___ Record set

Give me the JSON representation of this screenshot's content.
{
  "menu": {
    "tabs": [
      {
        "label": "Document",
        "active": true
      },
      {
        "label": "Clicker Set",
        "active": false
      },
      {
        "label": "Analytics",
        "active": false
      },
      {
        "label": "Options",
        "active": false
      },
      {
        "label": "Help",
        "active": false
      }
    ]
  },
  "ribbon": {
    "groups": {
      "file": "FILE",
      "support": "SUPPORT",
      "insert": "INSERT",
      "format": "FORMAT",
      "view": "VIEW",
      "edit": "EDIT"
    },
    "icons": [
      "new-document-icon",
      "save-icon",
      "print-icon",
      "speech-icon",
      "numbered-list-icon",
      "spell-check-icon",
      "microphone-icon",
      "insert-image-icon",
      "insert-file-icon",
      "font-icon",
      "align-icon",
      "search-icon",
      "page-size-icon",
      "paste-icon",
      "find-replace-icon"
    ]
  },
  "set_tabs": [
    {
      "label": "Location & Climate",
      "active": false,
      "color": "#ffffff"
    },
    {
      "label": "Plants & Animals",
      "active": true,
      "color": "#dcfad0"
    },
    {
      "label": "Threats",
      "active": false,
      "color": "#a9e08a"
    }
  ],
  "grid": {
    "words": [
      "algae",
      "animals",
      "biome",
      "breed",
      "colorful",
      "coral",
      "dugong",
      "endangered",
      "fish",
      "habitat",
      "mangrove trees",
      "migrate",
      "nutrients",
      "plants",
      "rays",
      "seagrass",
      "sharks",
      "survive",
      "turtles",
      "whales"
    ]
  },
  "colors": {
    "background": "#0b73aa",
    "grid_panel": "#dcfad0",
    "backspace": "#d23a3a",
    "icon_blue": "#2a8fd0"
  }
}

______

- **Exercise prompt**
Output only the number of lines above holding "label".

- **Exercise response**
8